The product had a warning on its label saying it should not be swallowed, but investigators said people had ignored that and consumed it as if it was alcohol. The bath oil contained methylated spirit, they said.
A local official told news agency TASS that the liquid came in bottles whose labels said the content was 93% spirit. Police said they had found the workshop where the bath oil, called Hawthorn, was being produced alongside bootleg vodka.
It was unclear whether those selling the product were marketing it as a cheaper substitute for alcoholic drinks such as vodka.
“Forty two people have been admitted to medical institutions of whom 25 have died,” investigators said in an initial statement.
“Investigators and the police are conducting searches at markets where the liquid was first obtained. More than 100 points of sale have been identified.”
Investigators later told the Interfax news agency that the death toll had been revised up to 33.
Prime Minister Dmitry Medvedev said in a government meeting he wanted to look at banning products that could cause so many deaths and that the country’s criminal code was being amended to toughen the punishment for people caught selling them.
In the meantime, Irkutsk mayor Dmitry Berdnikov announced a state of emergency in the city and temporarily banned the sale of all liquids containing spirits not meant for human consumption, according to agencies.
Alcohol market expert Vadim Drobiz says up to 12 million Russians drink cheap surrogate alcohol.
Russia’s Investigative Committee in a statement said 42 people had sought medical attention over the weekend after having drunk the liquid labelled as hawthorn-scented bath essence, 25 of whom died.
Authorities said the product bore a label warning it is unsuitable for consumption, but the lotion was nonetheless “consumed like alcohol.”
The product contained methanol, a toxic substance used in antifreeze, investigators said.
Cheap perfumes and facial toners containing alcohol are sold without the trading restrictions on alcoholic drinks, while those who buy them to drink are the most socially disadvantaged.
Two people have been detained over the deaths, investigators said, and searches are being conducted at the markets where the deadly product was being sold.

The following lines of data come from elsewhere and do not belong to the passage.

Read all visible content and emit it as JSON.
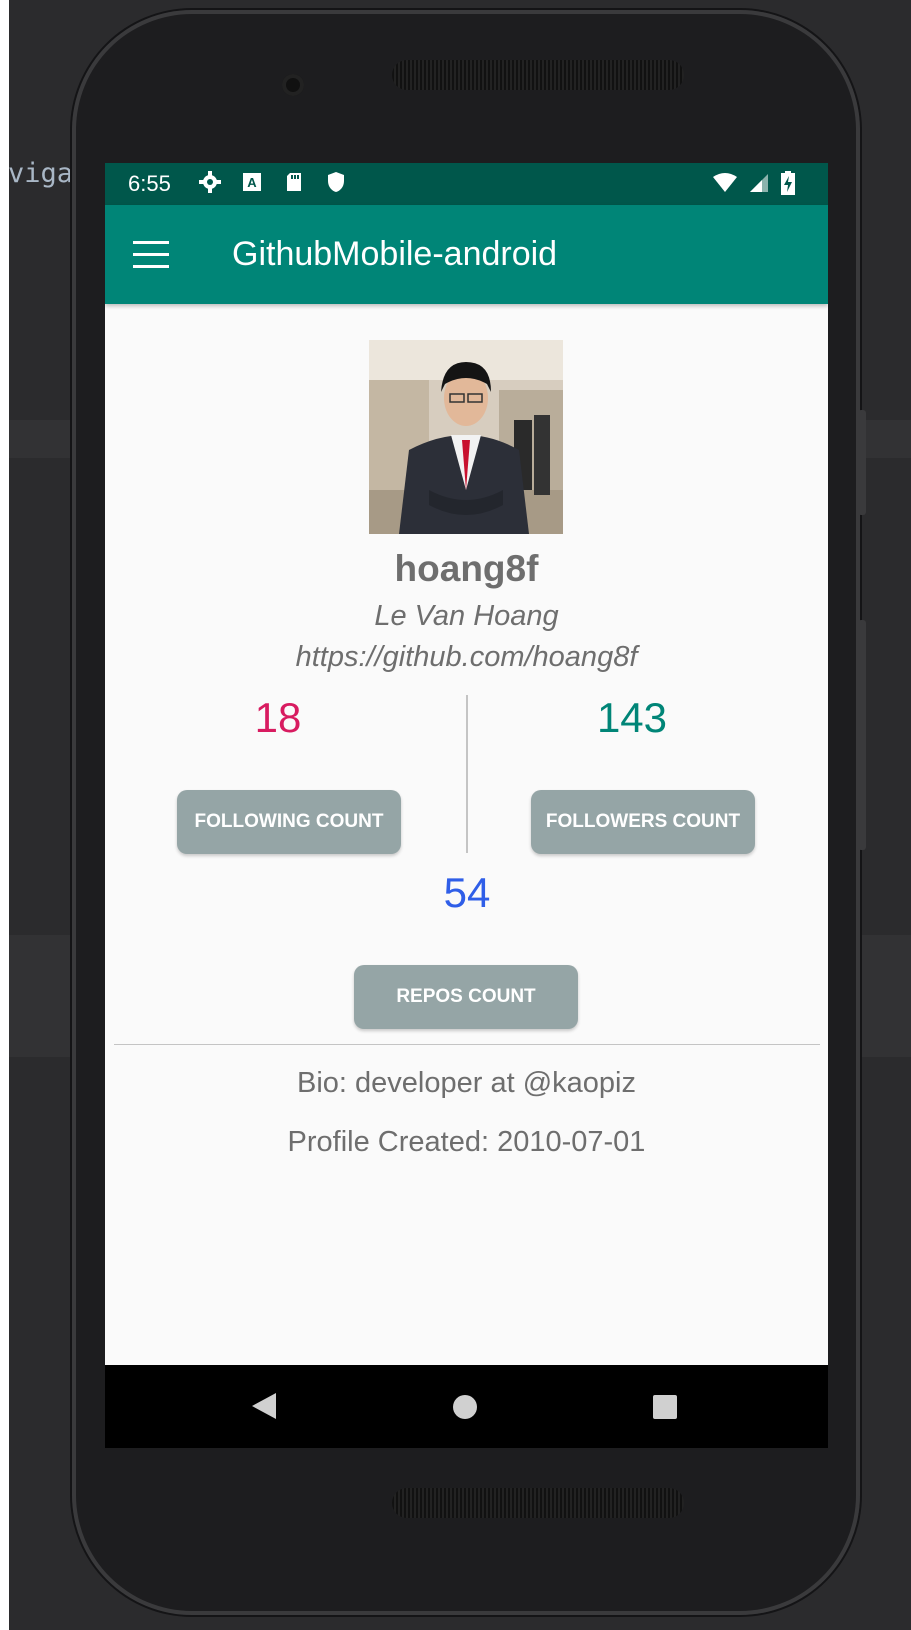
{
  "ide": {
    "snippet": "viga"
  },
  "status_bar": {
    "time": "6:55",
    "left_icons": [
      "settings-icon",
      "accessibility-a-icon",
      "sd-card-icon",
      "shield-icon"
    ],
    "right_icons": [
      "wifi-icon",
      "signal-icon",
      "battery-charging-icon"
    ]
  },
  "app_bar": {
    "title": "GithubMobile-android",
    "menu_icon": "hamburger-menu-icon"
  },
  "profile": {
    "username": "hoang8f",
    "full_name": "Le Van Hoang",
    "url": "https://github.com/hoang8f"
  },
  "stats": {
    "following": {
      "value": "18",
      "label": "FOLLOWING COUNT",
      "color": "#d81b60"
    },
    "followers": {
      "value": "143",
      "label": "FOLLOWERS COUNT",
      "color": "#008577"
    },
    "repos": {
      "value": "54",
      "label": "REPOS COUNT",
      "color": "#2f5ee8"
    }
  },
  "details": {
    "bio": "Bio: developer at @kaopiz",
    "created": "Profile Created: 2010-07-01"
  },
  "nav_bar": {
    "icons": [
      "back-icon",
      "home-icon",
      "recents-icon"
    ]
  },
  "colors": {
    "status_bar": "#00574b",
    "app_bar": "#008577",
    "button_bg": "#95a5a6"
  }
}
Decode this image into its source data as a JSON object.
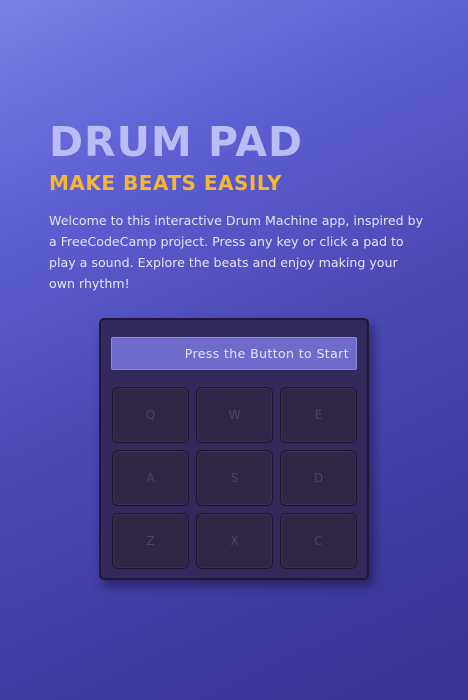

Homemade spirits and household products containing alcohol are popular throughout the former Soviet Union as a cheap alternative to the standard brands but are also blamed for a large number of alcohol-related deaths.